Eggs popped into my head the other day. Not actual eggs – just the thought of them. This got me thinking about boiling an egg: it’s cooking 101, isn’t it? Of course it is: basic culinary skills, one of the first things you learn to cook (toasting bread doesn’t count, although I have burnt my fair share of slices!).
Is there a right way and a wrong way? Do you place the egg in cold water before turning on the heat, or immerse the egg into already boiling water? Do you add salt to the water, or a drop of cooking oil, to prevent cracking? And of course, should it be hard boiled or soft? Questions, questions, questions. Where is my standard operational procedure when you need one?
As a scientist (retired) it occurred to me to conduct an experiment. So I did. Two saucepans. Two eggs, fresh from our chickens. Salt added to both saucepans to reduce the variables. One egg placed in the cold water. Gas then switched on and the saline in both pans began to warm up. And so, a glass of wine poured – something to occupy me while the water began to boil, which seemed to take an age.
At last the water reached 100’C and the second egg was carefully dropped in to the other saucepan. Timer set to three minutes, then another glass of wine consumed. The alarm buzzed and eggs removed using one of those large spoons with draining holes. Now for the tasting test. A sharp knife was used to sliced off the top of the eggs, and…

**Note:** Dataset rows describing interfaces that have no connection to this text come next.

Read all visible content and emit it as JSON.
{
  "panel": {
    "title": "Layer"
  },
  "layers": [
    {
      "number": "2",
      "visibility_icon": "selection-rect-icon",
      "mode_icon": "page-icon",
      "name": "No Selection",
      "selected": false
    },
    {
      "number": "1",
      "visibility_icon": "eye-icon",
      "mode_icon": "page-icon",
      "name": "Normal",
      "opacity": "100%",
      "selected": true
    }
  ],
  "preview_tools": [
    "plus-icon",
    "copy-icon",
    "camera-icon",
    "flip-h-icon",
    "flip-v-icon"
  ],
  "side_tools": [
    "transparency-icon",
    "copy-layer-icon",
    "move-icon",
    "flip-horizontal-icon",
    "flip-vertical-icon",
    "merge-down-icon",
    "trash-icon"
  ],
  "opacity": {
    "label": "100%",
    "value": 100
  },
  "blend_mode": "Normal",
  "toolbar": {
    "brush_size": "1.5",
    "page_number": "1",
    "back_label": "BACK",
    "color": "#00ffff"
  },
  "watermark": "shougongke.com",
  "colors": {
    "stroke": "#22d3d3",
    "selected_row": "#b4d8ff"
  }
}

…the egg white was only partially white. Mostly, it was clear and runny. The yolk looked fine, at the desired consistency. But with almost raw egg white, no way was I going to taste it. Conclusion: three minutes to cook a fresh egg is simply not long enough. Not sure I can bother repeating this experiment for a while – maybe I’ll fry the eggs instead.